“I am not what you would call the creative side of life. Short matters. Being able to verb up can be helpful.”
Being able to verb up.
I suppose his response verbed up the word verb. Although the best names just verb; they don't verb up.
As in "I googled that guy and turns out he's the VP of biz dev at Nanodyne."
The general principle for naming and branding is that an organization wishing to inject its brand into popular use benefits from the ease and utility of adopting the brand as an element in everyday language. If people find the brand useful and if the brand is easy to incorporate into language, then it will be mentioned more frequently, thus enhancing brand awareness.
What makes a brand useful in language?
- Efficiently describes an emerging activity or thing like Twittering (or, close enough, tweeting).
- Provides a useful brand association for the communicator. By saying I googled someone, I am gently branding myself a googler.

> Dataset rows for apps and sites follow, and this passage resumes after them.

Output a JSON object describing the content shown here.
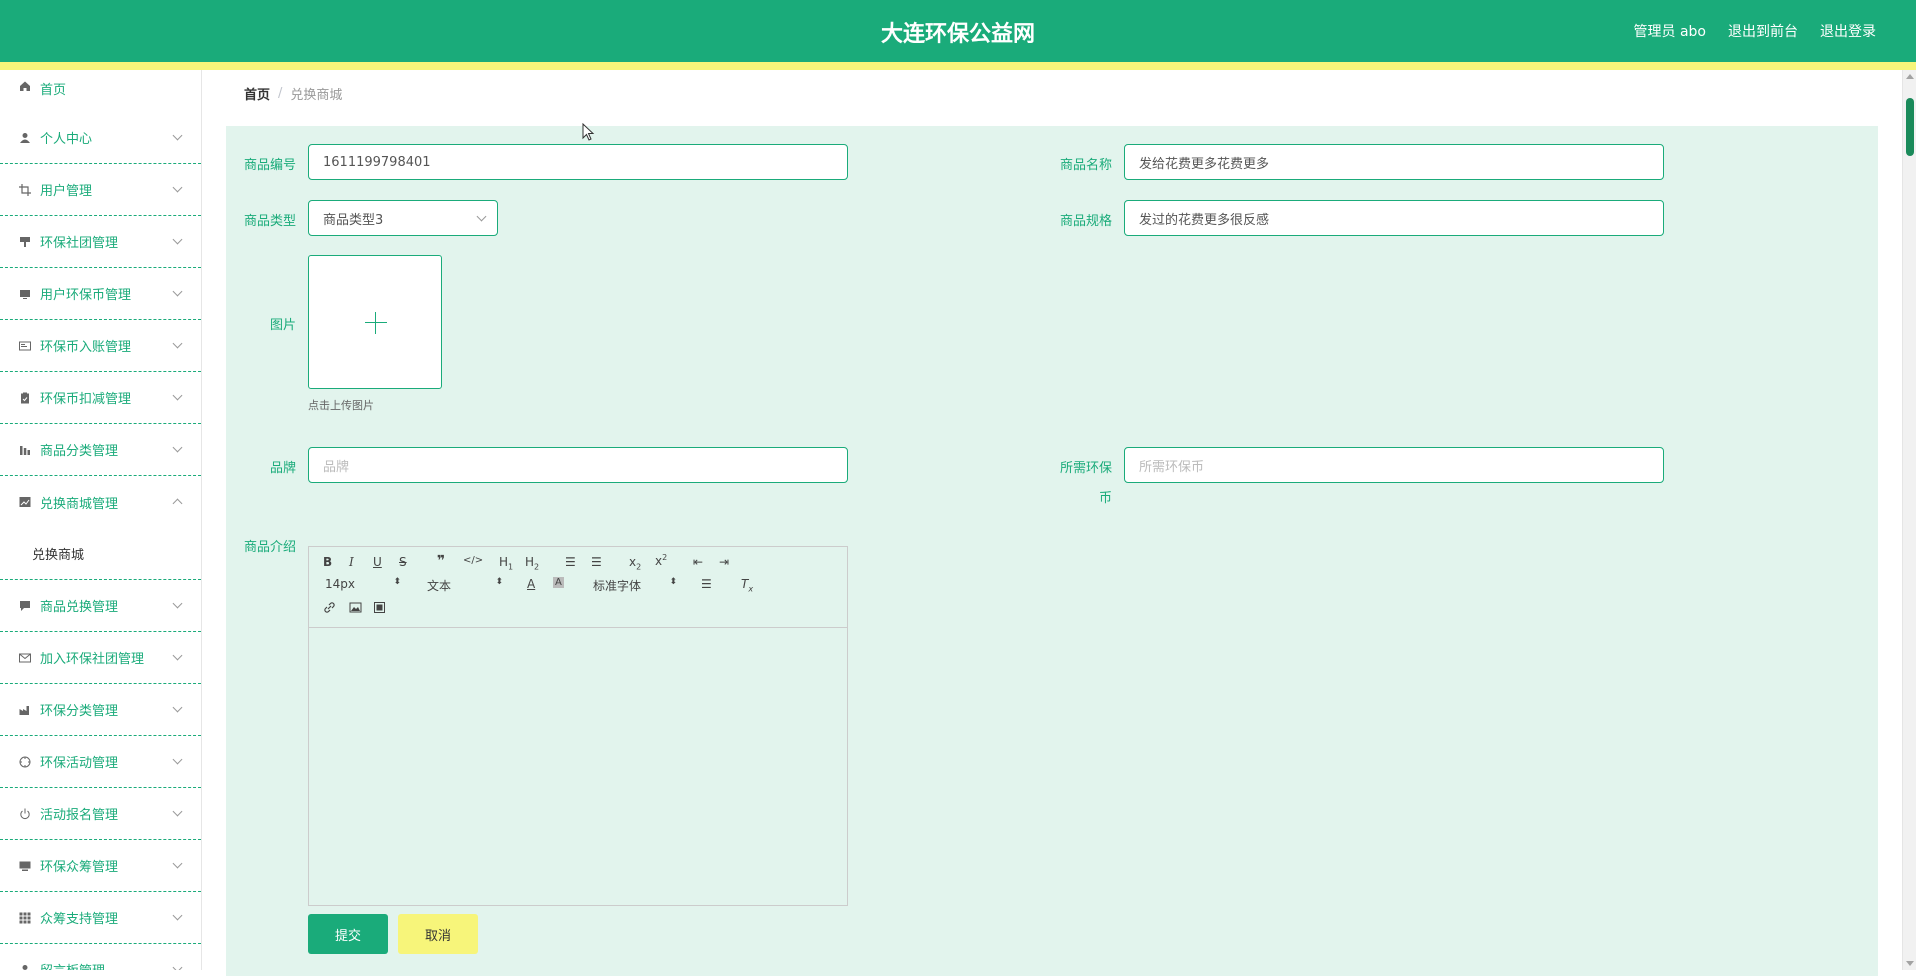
{
  "header": {
    "title": "大连环保公益网",
    "links": [
      "管理员 abo",
      "退出到前台",
      "退出登录"
    ]
  },
  "sidebar": {
    "home": {
      "label": "首页",
      "icon": "home-icon"
    },
    "items": [
      {
        "label": "个人中心",
        "icon": "user-icon"
      },
      {
        "label": "用户管理",
        "icon": "crop-icon"
      },
      {
        "label": "环保社团管理",
        "icon": "brush-icon"
      },
      {
        "label": "用户环保币管理",
        "icon": "monitor-icon"
      },
      {
        "label": "环保币入账管理",
        "icon": "card-icon"
      },
      {
        "label": "环保币扣减管理",
        "icon": "clipboard-icon"
      },
      {
        "label": "商品分类管理",
        "icon": "chart-icon"
      },
      {
        "label": "兑换商城管理",
        "icon": "trend-icon",
        "open": true,
        "sub": [
          "兑换商城"
        ]
      },
      {
        "label": "商品兑换管理",
        "icon": "chat-icon"
      },
      {
        "label": "加入环保社团管理",
        "icon": "mail-icon"
      },
      {
        "label": "环保分类管理",
        "icon": "factory-icon"
      },
      {
        "label": "环保活动管理",
        "icon": "target-icon"
      },
      {
        "label": "活动报名管理",
        "icon": "power-icon"
      },
      {
        "label": "环保众筹管理",
        "icon": "screen-icon"
      },
      {
        "label": "众筹支持管理",
        "icon": "grid-icon"
      },
      {
        "label": "留言板管理",
        "icon": "person-icon"
      }
    ]
  },
  "breadcrumb": {
    "home": "首页",
    "separator": "/",
    "current": "兑换商城"
  },
  "form": {
    "code_label": "商品编号",
    "code_value": "1611199798401",
    "name_label": "商品名称",
    "name_value": "发给花费更多花费更多",
    "type_label": "商品类型",
    "type_value": "商品类型3",
    "spec_label": "商品规格",
    "spec_value": "发过的花费更多很反感",
    "image_label": "图片",
    "upload_tip": "点击上传图片",
    "brand_label": "品牌",
    "brand_placeholder": "品牌",
    "coins_label": "所需环保",
    "coins_label_wrap": "币",
    "coins_placeholder": "所需环保币",
    "intro_label": "商品介绍",
    "submit": "提交",
    "cancel": "取消"
  },
  "editor": {
    "font_size": "14px",
    "heading": "文本",
    "font_family": "标准字体"
  },
  "colors": {
    "primary": "#1aab7a",
    "accent_yellow": "#f7f57a",
    "panel_bg": "#e2f4ed"
  }
}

- Requires few syllables, like eBay not Commission Junction.
- Rolls off of tongue, like Apple not Prilosec.
- Is fun to say, like Snapple not Fruitopia.
Will Bing verb up? I doubt it. It does not really describe an emerging activity. I do not believe it will be cool enough to provide brand benefits to the user of the term. It is easy to incorporate into language, but that's probably not enough.
Some brands that have verbed up:
Did you tivo Grey's Anatomy?
I googled him.
Billy fedexed the contract.
Skype me at 3.
Finally, while verbing up is a start-up's dream, it can in rare cases be a behemoth's nightmare. If in the very unlikely event you are so successful verbing up your brand that it veers towards becoming a generic term (Kleenex, Xerox, Hoover, Bandaid, Aspirin, Nylon), you risk the loss of trademark. You'll be long dead before that happens, so I wouldn't worry about it.